[continues 484 words]
You may have seen news reports regarding a new medical marijuana bill
(HB 1385) that state Rep. Sherry Jones is introducing in the Tennessee
General Assembly. It is a very strictly written law that gives relief
to severely ill persons whose regular medications/drugs provide no
relief to their pain and suffering. In the news reports children with
seizures are used to support this bill - children with many conditions
whose seizures are not controlled with any of the many
life-threatening seizure drugs.
[continues 170 words]
Gov Hopefuls Say They Won't Push Full Legalization
It's a question of toke as I say, not as I did for the majority of
the candidates for Massachusetts governor.
While four of the candidates vying for the state's top job -
including Republican Charlie Baker and Democrat Steve Grossman -
admitted to previously inhaling yesterday, none of them would support
a push to fully legalize marijuana in the Bay State.
"Legalizing marijuana is not a priority of mine," said Democratic
candidate Juliette Kayyem yesterday during an in-studio interview on
Herald Radio. She went on to admit she has smoked marijuana.
[continues 332 words]
I'm thrilled that Charlie Baker, Juliette Kayyem, Don Berwick and
yes, Steve Grossman, were once little stoners. Clearly the evil weed
hasn't shut down their big brains, diminished their ambition or
quashed their quest for big bucks.
How fun to imagine a long-haired Stevie Grossman toking up in his
tie-dye shirt, ear pressed against an old, huge stereo speaker
blasting "Purple Haze." I can almost hear Little Stevie belting out,
"'scuse me while I kiss the sky!!!"
[continues 380 words]
Speaking as a retired detective, I was astounded that your lament
over the murder rate did not mention the massive role that drug
prohibition plays in the carnage ("Choosing Chicago's murder toll;
Defy the odds; Push the body count lower in 2014 and beyond,"
Editorial, Dec. 29). Per experts testifying in the U.S. House, gang

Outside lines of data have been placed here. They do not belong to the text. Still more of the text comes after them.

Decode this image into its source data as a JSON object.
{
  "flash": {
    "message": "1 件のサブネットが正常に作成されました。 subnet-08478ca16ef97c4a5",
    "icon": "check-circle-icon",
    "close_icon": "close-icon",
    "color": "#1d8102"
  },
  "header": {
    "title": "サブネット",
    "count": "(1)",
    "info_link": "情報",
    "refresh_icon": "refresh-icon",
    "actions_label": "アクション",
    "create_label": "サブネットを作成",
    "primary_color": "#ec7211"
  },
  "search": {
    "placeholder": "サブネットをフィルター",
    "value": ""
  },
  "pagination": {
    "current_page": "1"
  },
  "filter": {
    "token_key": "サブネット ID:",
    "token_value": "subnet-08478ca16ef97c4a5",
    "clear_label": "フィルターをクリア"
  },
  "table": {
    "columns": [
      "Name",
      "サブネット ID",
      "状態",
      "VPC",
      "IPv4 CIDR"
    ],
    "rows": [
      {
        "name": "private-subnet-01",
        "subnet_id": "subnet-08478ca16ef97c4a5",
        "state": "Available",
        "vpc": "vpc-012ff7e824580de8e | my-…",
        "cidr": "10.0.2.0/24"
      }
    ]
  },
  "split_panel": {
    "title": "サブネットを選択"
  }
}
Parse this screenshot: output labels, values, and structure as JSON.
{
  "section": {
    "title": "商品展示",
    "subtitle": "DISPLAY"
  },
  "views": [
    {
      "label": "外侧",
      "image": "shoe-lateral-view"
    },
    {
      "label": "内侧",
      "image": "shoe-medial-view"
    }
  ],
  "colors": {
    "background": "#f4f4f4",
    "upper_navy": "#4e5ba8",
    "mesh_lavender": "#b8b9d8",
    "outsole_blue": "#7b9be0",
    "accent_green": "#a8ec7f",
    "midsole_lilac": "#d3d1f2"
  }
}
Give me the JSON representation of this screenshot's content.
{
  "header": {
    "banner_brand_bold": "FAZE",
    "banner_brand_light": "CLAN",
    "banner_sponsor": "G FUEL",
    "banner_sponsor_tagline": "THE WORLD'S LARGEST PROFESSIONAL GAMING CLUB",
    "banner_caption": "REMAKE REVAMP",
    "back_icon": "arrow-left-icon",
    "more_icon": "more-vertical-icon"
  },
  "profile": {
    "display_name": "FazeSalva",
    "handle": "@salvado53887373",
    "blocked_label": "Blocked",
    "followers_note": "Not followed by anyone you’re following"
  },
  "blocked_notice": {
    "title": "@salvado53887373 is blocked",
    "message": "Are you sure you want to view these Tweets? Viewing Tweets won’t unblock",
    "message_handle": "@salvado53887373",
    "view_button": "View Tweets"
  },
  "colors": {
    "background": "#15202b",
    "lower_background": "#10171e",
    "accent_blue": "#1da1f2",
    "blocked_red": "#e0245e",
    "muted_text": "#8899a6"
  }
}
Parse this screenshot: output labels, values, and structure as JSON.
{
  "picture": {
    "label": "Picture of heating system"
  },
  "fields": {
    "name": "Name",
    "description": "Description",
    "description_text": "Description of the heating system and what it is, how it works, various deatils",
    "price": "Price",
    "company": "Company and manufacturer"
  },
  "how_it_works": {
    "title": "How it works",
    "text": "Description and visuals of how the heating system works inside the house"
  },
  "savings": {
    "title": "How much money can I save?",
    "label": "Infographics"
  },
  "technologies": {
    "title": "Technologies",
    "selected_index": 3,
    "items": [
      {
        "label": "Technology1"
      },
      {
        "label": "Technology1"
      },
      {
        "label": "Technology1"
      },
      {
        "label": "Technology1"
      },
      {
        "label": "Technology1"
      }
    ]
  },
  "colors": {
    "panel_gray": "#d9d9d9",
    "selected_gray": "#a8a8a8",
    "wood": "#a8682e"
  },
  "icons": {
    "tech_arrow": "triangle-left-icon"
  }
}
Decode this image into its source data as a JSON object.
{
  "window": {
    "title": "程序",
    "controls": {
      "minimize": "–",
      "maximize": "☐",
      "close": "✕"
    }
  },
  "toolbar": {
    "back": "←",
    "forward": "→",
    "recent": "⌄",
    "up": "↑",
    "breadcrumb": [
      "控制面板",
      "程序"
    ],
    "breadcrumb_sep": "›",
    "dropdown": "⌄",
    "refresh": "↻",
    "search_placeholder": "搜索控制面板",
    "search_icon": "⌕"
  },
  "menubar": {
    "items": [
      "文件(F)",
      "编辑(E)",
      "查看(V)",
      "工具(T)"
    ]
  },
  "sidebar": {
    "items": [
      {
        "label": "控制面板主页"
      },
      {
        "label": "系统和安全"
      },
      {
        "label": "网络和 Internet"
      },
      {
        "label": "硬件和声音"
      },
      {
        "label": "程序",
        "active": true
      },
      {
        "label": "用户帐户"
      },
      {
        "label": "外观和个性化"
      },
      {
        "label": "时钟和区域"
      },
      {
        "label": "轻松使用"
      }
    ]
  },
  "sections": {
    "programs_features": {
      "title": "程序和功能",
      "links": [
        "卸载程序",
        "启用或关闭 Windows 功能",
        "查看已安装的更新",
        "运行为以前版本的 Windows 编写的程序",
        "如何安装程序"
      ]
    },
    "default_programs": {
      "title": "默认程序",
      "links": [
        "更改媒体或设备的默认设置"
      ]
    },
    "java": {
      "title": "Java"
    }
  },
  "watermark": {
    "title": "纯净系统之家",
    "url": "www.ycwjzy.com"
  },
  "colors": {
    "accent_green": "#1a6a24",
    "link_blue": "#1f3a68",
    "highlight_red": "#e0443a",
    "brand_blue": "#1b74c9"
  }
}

violence would be cut in half if the gangs had no drugs to sell. You
do your readers a disservice not mentioning the biggest driver of
felony crime in Chicago.
- - Howard Wooldridge, Washington